— Ron DeSantis (@GovRonDeSantis) May 9, 2020
Speaking with Fox News host Laura Ingraham, DeSantis had explained how Florida had focused on populations of “greatest risk” in Florida, notably the elderly who are living in long-term care facilities like nursing homes. The governor early on had suspended visitation to the locations and required staff to stringently follow safety guidelines.
DeSantis noted that 60 percent of the deaths in Florida were in those aged over 75 years old, so he concentrated resources to those most vulnerable.
“So what is Florida doing that New York isn’t doing?” Carlson asked on “Tucker Carlson Tonight.” referring to the tragic loss of life in New York, where a statewide policy affecting nursing homes lead to the spread of the coronavirus and deaths of nearly 5,000 elderly residents.
Siegel told Carlson that the 4,800 deaths in New York nursing homes due to the coronavirus is three times the number of deaths in the entire state of Florida from the disease. He condemned the state policy that sends infected patients back to the facilities where they act like “kindling” in spreading the virus to otherwise healthy residents.
Local tempers flare over report NY readmitting nursing home residents who tested positive for COVID-19 https://t.co/OM8qYGOR4G
— Conservative News (@BIZPACReview) April 23, 2020
DeSantis issued Florida’s stay-at-home order on April 3, later than most other states, amid criticism for the delay as images of partying Spring Break students and crowded beaches fueled the condemnation.

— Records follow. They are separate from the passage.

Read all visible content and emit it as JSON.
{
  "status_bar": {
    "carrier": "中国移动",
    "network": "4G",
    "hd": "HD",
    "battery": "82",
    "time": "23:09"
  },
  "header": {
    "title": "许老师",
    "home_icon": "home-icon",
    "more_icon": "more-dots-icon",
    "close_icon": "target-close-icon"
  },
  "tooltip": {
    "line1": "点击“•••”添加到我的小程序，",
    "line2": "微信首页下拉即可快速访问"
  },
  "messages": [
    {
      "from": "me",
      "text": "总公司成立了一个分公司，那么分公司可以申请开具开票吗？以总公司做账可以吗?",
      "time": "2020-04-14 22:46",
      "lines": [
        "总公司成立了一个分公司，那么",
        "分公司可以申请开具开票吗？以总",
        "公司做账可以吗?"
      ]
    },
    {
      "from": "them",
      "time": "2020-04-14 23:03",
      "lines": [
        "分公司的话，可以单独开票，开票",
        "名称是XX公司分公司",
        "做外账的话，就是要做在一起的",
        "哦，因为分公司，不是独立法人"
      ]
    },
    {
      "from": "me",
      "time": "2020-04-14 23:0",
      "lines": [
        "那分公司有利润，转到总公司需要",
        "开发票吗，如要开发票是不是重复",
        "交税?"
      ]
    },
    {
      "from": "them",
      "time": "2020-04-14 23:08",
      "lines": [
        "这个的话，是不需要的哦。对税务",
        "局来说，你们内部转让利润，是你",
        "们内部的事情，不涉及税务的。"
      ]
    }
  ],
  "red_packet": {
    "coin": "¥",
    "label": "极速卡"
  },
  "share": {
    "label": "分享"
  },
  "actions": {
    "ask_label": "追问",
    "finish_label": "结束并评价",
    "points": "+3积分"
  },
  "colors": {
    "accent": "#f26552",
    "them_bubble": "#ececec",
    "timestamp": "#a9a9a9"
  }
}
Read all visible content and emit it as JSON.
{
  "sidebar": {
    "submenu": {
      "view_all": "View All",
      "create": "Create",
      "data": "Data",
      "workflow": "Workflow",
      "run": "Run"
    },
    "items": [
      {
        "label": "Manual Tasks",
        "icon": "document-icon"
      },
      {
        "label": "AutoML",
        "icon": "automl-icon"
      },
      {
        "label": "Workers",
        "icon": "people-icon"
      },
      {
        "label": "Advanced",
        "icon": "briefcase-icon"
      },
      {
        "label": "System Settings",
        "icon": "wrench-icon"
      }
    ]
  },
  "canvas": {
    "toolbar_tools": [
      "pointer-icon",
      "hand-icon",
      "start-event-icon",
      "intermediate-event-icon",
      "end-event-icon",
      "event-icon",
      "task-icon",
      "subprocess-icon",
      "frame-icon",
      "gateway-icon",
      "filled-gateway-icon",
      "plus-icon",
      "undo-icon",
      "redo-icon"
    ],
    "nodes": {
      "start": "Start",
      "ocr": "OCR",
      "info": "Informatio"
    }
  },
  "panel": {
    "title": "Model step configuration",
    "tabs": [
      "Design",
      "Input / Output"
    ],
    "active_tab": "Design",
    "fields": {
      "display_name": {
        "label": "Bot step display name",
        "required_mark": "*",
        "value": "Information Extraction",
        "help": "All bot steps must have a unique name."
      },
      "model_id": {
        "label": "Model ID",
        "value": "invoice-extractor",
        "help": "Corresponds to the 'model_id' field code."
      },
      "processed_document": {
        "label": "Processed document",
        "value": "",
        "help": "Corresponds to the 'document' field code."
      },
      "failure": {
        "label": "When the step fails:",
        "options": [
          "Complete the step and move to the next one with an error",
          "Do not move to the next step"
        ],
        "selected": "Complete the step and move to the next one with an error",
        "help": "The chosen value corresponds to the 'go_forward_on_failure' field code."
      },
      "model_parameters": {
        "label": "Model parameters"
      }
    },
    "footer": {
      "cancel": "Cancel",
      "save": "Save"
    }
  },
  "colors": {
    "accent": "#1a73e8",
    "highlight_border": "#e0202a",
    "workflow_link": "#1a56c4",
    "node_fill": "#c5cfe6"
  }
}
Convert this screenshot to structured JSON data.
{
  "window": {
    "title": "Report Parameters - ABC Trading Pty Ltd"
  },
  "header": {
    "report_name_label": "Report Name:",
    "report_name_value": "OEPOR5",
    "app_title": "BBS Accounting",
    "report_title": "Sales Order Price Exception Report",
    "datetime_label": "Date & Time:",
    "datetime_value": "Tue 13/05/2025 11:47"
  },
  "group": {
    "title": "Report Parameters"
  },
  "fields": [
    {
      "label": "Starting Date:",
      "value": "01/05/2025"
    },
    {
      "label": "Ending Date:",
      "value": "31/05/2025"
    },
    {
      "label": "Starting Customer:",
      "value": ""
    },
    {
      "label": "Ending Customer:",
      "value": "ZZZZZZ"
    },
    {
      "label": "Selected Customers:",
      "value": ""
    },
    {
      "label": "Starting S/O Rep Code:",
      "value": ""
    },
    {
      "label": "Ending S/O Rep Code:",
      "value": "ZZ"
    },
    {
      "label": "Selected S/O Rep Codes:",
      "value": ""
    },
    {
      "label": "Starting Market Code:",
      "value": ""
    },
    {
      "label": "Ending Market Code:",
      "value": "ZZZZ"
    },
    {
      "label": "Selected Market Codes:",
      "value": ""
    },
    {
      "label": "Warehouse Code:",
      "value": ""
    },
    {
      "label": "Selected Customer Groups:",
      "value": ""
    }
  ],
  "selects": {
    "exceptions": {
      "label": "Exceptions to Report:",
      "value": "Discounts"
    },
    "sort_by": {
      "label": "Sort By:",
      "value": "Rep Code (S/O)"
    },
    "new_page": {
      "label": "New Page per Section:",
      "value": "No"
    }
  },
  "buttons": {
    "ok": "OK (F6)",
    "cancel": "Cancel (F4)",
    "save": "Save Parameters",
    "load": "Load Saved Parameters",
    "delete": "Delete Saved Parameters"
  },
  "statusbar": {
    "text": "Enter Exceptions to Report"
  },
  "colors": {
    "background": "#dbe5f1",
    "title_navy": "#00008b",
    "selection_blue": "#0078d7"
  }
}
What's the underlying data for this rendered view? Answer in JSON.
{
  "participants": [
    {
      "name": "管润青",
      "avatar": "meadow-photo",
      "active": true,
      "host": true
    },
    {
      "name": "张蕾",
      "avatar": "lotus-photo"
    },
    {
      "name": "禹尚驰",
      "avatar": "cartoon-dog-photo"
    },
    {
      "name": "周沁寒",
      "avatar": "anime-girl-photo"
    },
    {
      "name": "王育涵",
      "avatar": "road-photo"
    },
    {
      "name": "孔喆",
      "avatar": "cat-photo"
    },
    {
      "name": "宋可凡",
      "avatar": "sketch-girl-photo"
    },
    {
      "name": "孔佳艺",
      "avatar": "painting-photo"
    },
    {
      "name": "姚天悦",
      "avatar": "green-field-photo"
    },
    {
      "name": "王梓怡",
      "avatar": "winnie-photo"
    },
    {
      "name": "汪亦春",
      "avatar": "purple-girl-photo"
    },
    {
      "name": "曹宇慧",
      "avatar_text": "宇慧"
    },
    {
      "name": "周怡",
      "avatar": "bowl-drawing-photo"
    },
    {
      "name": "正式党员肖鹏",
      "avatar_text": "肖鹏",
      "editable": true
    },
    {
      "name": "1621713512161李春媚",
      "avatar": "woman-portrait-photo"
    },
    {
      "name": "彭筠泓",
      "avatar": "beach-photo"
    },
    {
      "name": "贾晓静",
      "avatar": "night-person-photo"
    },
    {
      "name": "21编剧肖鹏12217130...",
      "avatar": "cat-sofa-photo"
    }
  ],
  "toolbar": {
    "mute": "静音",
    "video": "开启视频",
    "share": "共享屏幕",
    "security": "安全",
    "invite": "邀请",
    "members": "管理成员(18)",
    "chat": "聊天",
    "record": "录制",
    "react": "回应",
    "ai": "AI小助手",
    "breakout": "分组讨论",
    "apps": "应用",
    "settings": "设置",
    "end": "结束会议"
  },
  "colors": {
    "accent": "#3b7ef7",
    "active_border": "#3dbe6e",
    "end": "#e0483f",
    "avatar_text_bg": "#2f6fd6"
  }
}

Though social distancing measures were strongly enforced in the state, the governor contended that more severe overreach by the government was not necessary to flatten the COVID-19 curve.
On Friday, the governor announced that barbershops and salons can begin to reopen Monday across the state, with the exception of Broward and Miami-Dade counties.
One other area where DeSantis operated outside of the norm was in not ordering churches across the state to close. The GOP lawmaker made a change to his statewide “safer-at-home” order last month, putting in place orders that superseded any local order. The move followed the controversial arrest of the pastor of The River at Tampa Bay Church who held a well-attended service in defiance of Hillsborough County’s social distancing order.
“I don’t think the government has the authority to close a church,” DeSantis said at the time. “I’m certainly not going to do that.”
Meanwhile, in California, Democratic Gov. Gavin Newsom is facing fierce pushback to his sweeping emergency orders and residents are fed up. Protests, lawsuits and outright defiance have been the response to the ongoing lockdowns in the state.
— Conservative News (@BIZPACReview) April 30, 2020
Now a group of 3,000 California churches in the state are planning to reopen for in-person services at the end of the month, far in advance of the phased reopening schedule which has churches opening back up when salons and gyms do.
Representing nearly 2.5 million members, California Church United pastors announced this week that the network of churches will open on May 31, Fox News reported.
“Our churches are part of the answer, not part of the problem,” said Danny Carroll, senior pastor at Water of Life Community Church said. “We’re an essential part of this whole journey and we’ve been bypassed … kicked to the curb and deemed nonessential.”
“He didn’t ask us. He overstepped and he’s overreached,” pastor Matt Brown said.
A federal judge backed the governor this week in a ruling that said he had the authority to protect the public by banning church gatherings during the pandemic.
“Our fear is simply this,” Newsom said, “congregations of people from far and wide coming together in a closed space at a large scale remains a point of concern and anxiety for us.”
California was the first state in the nation to issue a stay-at-home order back on March 19. And while the state is cautiously reopening some businesses now which can offer delivery or curbside pick-up, significant portions of the state will remain closed. Offices, gyms, dine-in restaurants, shopping malls, public beaches, churches and malls are to remain closed.